Bigleaf Maple, really the only Maple we have over
on this side of the country that is of interest to Woodworkers, used to be
plentiful in and around the Seattle area. The figured heartwood, which can
be striking and is much prized by luthiers, is usually only found in the
base of the tree. In fact, there have been incidents with thieves
illegally felling the trees and then removing the base near the stump. I
bought some pieces from my wood guy in Spokane and because they were only
available is one size: roughly 5/4 by 21" long and 12" in width, I
thought making a large kindling box for one of our many wood stoves would be a nice
use. It would also afford ample opportunity to practice hand
dovetailing some large pieces together, other that just doing drawers.
After milling the pieces to about 1/2" in thickness, and cutting them to
height and width, the dovetail process begain with cutting the tailboards on
the bandsaw. With this many pieces and this many dovetails, it was

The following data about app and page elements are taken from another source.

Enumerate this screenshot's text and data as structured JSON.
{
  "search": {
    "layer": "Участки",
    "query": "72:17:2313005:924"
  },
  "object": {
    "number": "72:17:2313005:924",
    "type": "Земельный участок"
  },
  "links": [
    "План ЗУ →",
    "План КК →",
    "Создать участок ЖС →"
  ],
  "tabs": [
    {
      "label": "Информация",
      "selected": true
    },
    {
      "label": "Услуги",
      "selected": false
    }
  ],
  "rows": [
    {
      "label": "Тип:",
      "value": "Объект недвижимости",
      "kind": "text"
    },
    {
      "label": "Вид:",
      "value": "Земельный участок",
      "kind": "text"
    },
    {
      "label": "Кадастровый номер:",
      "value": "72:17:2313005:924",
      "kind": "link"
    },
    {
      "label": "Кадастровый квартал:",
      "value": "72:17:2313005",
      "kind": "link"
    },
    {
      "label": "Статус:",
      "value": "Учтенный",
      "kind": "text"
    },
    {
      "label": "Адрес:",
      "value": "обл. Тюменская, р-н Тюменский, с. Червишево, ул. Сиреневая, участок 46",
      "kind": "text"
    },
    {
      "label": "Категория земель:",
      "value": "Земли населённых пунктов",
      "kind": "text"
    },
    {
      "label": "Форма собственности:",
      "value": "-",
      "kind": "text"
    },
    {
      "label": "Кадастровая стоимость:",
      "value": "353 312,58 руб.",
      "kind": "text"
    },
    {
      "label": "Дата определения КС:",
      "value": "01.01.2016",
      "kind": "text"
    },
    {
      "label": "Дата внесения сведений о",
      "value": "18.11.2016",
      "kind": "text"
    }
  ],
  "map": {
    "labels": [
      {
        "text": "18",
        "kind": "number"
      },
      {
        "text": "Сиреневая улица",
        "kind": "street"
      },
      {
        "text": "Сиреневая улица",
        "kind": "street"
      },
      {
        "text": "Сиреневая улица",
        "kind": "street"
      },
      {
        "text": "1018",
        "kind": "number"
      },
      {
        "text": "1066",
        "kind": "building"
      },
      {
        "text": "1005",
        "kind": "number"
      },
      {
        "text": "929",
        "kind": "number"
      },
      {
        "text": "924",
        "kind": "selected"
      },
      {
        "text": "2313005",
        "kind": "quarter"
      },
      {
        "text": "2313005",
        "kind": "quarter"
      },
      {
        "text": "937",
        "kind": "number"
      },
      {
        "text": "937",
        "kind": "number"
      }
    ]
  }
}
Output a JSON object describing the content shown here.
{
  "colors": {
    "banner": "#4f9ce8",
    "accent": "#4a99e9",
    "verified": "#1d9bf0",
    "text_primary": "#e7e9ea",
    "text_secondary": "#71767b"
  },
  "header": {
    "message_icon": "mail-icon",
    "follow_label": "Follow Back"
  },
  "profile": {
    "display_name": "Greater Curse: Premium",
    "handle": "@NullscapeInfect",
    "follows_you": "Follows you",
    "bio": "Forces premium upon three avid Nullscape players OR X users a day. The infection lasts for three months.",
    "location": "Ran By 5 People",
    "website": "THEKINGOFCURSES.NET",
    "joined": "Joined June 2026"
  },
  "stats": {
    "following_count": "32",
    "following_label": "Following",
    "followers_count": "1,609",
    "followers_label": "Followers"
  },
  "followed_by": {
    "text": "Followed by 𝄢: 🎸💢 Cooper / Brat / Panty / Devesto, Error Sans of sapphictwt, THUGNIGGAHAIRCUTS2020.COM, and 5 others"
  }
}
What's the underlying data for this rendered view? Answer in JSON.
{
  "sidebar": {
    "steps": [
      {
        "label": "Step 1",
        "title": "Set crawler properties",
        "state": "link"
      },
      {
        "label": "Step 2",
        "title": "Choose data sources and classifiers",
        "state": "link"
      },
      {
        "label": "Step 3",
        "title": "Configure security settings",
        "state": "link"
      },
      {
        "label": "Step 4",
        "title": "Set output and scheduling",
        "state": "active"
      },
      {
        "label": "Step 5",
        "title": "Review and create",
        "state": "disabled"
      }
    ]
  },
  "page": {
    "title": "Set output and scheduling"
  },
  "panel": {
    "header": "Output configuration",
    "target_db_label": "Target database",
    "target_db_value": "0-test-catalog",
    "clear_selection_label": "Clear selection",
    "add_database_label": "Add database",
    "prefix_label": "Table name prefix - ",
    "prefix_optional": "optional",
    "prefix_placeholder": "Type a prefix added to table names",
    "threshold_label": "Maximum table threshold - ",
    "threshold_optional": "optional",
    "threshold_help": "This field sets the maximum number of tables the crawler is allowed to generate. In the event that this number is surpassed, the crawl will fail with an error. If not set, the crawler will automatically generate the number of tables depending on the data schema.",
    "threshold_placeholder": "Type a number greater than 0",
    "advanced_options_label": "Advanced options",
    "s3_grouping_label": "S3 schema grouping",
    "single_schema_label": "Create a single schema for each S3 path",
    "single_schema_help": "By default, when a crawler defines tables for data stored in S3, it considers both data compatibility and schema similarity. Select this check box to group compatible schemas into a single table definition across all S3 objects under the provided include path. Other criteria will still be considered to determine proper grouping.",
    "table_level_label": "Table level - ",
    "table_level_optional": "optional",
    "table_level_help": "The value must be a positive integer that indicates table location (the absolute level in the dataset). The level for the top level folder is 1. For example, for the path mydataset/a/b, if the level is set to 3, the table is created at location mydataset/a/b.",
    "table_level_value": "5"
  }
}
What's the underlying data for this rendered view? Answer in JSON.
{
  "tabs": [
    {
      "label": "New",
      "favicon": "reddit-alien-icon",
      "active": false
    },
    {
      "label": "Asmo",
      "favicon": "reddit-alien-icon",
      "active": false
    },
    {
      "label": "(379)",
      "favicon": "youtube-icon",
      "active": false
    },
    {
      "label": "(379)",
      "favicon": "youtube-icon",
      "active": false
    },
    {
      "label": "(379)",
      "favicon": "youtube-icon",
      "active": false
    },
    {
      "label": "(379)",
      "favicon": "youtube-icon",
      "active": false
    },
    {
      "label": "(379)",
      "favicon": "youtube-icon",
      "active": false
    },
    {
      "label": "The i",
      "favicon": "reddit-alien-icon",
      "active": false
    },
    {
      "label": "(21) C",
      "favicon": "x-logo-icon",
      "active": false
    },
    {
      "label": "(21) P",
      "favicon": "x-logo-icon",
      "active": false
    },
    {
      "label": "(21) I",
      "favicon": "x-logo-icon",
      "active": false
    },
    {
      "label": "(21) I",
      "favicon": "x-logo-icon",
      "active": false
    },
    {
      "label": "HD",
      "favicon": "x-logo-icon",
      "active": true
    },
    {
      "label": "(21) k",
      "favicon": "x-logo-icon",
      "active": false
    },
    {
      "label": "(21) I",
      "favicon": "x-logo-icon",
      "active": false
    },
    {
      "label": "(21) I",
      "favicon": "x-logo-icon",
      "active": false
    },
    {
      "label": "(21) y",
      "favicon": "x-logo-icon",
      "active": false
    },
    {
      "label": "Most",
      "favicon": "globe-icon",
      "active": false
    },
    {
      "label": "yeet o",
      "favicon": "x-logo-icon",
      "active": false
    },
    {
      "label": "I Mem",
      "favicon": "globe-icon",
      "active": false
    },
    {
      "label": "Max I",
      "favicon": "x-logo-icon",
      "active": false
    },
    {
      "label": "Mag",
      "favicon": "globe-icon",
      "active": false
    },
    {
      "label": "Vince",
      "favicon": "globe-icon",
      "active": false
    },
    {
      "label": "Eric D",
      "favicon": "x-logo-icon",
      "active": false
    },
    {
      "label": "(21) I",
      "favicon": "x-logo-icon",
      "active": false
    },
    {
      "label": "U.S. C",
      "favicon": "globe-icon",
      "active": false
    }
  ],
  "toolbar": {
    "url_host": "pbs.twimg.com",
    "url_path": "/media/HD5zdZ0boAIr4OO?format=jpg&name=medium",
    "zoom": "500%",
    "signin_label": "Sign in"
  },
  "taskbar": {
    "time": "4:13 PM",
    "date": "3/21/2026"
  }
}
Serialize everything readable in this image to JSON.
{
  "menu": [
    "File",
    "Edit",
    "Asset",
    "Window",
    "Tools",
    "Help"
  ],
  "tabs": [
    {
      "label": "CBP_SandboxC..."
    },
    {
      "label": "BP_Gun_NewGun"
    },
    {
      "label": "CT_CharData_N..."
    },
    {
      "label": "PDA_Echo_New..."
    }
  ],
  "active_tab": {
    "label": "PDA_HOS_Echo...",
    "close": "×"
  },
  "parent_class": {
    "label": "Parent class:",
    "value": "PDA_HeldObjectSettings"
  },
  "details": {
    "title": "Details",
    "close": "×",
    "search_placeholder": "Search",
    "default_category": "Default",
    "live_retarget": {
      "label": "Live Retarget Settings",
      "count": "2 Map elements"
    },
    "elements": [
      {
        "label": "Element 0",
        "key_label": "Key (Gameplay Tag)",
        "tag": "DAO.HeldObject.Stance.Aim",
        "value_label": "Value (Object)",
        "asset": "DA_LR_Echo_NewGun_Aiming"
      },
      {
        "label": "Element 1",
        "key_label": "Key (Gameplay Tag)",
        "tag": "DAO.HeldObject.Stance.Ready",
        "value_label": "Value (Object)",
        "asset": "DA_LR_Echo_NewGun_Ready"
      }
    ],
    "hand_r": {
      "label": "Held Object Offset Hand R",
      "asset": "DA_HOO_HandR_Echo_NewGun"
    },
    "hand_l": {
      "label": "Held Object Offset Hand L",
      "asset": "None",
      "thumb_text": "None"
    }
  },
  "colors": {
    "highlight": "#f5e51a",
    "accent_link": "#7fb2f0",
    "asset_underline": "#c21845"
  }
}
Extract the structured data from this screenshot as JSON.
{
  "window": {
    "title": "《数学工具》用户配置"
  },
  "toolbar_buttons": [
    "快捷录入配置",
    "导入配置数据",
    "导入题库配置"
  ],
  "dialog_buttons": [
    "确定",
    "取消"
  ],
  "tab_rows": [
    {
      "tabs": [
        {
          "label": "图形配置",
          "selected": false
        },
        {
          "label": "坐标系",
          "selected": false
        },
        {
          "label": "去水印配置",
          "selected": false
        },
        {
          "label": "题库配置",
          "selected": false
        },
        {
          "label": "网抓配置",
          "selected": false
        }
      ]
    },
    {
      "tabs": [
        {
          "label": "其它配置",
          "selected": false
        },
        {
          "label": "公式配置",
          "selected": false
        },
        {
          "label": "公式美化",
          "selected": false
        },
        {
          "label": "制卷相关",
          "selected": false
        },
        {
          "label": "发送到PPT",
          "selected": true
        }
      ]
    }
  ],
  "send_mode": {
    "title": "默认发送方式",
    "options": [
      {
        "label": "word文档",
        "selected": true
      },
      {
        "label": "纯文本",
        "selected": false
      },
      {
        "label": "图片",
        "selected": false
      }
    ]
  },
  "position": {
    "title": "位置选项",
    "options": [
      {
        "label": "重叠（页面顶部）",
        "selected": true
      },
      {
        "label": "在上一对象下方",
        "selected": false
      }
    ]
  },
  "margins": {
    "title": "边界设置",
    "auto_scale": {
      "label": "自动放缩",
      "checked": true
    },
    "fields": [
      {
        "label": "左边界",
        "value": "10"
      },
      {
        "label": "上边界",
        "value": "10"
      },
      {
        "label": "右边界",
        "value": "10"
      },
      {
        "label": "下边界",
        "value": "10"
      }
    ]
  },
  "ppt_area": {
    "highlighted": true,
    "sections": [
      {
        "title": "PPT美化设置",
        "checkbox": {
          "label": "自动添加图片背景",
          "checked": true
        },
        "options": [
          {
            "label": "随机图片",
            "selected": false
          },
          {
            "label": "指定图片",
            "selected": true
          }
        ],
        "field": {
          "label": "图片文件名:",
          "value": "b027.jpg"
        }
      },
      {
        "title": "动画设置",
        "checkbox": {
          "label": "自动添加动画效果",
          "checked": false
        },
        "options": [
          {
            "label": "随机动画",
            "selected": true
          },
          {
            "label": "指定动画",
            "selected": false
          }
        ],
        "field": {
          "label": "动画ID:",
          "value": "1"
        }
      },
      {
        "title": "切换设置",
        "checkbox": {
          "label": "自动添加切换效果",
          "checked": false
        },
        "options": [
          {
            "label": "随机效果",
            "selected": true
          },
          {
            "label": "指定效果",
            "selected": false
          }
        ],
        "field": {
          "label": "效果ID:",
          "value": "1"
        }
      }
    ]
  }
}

critical to keep track of the orientation of each piece.
The bottom will be a piece of hard maple with a 1/4" rabbit around the
edges that will slide freely into a dado cut into each side.
After a lot of sawing and chisel work, the sides are ready to glue up
and pound together. I was pleasantly supprised at how cleanly this
wood worked, in spite of being rather soft for a maple. The joints,
although very tight, still went together nicely.
The finished hammered together box, before sanding and oiling. The
grain is stunning, even before finishing -- I can see why the Luthiers like
this wood so much.